⟨

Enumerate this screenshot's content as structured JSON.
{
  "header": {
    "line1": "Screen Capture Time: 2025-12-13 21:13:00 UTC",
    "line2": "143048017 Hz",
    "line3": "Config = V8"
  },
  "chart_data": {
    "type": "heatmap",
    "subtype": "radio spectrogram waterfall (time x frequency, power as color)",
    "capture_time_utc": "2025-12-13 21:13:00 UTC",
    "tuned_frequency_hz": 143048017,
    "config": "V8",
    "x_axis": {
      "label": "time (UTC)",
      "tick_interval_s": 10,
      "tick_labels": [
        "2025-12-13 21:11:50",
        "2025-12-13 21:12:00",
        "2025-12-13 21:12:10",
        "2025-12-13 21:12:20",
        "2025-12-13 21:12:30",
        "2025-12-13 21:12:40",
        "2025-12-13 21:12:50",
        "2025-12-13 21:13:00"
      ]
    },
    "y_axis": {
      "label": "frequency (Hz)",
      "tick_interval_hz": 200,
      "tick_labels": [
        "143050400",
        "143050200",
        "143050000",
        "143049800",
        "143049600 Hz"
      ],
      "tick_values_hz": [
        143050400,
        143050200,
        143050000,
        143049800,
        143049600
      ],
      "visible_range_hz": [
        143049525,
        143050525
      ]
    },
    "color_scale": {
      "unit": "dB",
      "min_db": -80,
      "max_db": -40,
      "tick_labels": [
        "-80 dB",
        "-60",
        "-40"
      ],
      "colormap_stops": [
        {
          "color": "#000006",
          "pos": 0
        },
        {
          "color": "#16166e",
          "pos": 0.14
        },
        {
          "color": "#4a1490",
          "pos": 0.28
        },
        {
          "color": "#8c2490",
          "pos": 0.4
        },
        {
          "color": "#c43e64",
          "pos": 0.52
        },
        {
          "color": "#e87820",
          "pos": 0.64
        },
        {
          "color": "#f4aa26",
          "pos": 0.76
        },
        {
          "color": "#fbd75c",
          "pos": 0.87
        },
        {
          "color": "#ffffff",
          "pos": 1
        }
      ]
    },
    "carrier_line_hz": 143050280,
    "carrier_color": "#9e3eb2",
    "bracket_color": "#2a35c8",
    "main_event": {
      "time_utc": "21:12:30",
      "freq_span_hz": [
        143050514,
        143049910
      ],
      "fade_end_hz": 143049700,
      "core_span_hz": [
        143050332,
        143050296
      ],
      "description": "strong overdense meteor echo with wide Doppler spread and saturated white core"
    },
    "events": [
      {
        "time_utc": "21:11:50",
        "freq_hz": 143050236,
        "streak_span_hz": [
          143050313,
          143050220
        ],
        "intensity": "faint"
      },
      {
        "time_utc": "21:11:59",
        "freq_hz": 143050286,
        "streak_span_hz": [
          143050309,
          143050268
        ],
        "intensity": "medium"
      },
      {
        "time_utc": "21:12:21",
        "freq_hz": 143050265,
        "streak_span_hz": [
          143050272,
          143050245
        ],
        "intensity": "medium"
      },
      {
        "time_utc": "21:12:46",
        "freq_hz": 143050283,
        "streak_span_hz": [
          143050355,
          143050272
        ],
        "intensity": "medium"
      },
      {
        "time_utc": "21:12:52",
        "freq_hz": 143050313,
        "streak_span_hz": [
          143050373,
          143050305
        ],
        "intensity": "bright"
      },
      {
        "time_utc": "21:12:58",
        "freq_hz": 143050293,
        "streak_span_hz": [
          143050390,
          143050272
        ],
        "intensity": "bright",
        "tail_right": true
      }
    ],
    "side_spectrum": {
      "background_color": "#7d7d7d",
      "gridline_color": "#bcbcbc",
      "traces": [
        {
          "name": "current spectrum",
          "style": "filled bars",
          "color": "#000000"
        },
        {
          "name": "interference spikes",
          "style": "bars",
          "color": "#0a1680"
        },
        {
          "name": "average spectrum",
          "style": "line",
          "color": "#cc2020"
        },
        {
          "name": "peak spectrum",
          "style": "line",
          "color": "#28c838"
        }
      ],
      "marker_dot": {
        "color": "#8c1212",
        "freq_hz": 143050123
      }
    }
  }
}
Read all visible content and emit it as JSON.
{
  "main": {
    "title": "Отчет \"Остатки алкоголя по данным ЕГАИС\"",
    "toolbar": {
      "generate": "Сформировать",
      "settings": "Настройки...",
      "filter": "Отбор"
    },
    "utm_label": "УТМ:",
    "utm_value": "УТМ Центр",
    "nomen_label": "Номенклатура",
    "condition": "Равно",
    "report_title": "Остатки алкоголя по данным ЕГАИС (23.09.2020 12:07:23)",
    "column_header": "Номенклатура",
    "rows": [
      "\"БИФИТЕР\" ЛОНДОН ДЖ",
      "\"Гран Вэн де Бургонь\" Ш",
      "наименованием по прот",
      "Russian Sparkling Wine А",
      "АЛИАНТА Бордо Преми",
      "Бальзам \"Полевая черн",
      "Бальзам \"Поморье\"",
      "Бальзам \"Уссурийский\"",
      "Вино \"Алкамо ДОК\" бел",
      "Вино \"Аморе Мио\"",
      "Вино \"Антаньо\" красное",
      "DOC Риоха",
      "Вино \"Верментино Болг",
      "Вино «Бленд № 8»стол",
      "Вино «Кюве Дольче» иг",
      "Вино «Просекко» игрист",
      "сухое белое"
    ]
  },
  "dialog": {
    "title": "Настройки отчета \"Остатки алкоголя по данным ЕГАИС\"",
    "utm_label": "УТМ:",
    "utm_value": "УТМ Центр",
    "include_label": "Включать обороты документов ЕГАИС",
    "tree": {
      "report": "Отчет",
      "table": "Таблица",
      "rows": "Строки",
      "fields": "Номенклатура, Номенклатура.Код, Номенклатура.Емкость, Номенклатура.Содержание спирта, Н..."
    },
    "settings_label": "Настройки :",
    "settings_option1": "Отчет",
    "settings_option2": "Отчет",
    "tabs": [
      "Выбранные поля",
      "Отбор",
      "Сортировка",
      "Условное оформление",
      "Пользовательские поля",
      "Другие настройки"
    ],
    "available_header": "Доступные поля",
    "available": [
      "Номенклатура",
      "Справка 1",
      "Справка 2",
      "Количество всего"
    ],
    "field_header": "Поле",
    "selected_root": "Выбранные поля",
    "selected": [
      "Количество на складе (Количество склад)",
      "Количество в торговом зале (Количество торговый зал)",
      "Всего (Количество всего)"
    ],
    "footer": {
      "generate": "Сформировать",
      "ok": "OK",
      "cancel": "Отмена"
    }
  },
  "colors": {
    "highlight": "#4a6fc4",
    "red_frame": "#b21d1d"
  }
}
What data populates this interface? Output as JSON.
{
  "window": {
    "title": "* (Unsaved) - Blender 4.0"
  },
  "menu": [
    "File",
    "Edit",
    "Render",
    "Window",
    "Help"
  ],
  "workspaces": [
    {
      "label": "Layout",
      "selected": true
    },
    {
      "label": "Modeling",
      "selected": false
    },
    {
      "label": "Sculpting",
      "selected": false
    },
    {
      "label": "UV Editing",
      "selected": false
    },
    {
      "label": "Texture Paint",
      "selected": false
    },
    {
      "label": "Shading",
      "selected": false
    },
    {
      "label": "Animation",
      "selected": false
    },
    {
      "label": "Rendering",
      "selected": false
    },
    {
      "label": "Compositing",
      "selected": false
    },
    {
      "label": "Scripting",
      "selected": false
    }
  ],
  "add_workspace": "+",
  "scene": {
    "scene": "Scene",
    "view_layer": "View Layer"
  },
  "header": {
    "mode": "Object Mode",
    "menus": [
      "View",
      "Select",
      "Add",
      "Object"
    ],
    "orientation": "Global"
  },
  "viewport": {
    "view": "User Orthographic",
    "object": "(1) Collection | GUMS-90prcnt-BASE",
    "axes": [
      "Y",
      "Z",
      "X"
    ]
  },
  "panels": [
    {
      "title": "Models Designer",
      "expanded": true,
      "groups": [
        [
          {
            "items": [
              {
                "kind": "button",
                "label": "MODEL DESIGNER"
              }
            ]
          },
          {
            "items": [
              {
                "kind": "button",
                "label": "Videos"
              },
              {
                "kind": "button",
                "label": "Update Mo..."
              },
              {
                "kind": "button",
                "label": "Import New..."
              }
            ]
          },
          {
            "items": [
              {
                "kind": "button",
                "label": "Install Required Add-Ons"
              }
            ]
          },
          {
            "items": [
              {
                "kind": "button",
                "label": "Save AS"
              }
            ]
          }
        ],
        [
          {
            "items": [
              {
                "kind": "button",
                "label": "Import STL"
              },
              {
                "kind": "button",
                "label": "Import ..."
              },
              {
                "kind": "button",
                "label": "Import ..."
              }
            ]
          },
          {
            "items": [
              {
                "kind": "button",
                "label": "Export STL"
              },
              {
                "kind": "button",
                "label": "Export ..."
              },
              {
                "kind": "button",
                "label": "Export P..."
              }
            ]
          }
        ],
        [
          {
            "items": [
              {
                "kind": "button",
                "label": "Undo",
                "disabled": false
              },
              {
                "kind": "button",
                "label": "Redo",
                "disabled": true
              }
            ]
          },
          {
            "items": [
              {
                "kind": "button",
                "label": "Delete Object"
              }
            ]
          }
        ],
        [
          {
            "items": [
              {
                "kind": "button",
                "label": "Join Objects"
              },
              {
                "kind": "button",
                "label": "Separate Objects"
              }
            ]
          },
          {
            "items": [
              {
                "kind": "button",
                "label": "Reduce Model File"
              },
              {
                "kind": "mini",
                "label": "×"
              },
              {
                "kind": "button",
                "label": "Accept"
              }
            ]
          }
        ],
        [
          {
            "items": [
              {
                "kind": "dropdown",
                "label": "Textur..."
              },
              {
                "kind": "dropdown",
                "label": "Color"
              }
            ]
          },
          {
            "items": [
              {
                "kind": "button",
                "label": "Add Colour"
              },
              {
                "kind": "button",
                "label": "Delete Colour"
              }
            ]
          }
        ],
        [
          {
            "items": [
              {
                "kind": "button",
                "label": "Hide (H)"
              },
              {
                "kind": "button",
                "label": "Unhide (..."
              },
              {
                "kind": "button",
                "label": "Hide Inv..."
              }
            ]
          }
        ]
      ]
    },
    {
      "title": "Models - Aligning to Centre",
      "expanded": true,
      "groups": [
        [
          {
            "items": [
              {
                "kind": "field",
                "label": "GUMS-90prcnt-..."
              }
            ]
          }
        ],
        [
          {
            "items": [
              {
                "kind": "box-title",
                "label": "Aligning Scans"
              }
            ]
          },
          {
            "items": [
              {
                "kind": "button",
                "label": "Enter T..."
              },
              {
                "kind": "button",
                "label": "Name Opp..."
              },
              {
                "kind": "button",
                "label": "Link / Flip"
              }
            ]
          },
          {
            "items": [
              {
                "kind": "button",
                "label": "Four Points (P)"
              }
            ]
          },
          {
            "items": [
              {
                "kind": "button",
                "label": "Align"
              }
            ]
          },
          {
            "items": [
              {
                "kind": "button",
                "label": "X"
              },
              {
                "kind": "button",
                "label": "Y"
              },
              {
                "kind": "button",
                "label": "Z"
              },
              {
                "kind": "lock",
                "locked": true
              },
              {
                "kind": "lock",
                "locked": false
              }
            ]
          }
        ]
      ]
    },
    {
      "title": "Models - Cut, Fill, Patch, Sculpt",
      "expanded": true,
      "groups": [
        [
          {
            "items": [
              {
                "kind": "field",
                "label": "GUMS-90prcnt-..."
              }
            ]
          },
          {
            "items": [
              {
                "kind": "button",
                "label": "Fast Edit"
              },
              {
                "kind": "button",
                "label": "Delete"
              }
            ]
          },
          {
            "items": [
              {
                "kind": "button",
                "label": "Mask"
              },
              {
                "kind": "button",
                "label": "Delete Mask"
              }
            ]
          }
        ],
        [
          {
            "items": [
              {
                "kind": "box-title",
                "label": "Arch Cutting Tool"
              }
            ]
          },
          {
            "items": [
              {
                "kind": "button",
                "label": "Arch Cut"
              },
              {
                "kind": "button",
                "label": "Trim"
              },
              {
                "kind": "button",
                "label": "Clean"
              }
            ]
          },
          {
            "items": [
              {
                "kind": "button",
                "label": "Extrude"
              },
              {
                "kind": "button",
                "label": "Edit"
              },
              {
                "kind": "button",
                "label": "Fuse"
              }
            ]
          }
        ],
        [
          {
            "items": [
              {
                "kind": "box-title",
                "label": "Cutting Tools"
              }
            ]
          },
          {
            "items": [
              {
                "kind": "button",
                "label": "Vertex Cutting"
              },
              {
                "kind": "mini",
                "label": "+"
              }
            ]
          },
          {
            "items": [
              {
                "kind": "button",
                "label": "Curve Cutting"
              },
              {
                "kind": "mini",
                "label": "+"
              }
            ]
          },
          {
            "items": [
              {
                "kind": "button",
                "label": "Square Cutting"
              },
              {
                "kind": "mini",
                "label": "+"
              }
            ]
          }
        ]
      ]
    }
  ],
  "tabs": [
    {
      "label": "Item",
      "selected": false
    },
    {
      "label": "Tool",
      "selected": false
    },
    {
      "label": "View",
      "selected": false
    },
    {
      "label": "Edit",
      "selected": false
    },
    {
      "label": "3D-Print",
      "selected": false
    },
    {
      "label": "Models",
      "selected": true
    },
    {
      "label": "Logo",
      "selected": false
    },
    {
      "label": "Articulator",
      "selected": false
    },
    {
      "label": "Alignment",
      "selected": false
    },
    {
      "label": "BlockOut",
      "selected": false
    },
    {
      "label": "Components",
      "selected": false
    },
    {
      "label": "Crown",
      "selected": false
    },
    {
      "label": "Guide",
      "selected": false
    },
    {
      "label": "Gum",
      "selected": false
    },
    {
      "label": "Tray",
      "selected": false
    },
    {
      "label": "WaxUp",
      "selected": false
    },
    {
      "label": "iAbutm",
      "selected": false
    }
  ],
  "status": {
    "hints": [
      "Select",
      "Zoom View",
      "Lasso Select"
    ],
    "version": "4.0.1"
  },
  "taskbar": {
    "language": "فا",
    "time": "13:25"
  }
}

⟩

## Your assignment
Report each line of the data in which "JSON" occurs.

## Exercise response
Enumerate this screenshot's content as structured JSON.
Read all visible content and emit it as JSON.
What data populates this interface? Output as JSON.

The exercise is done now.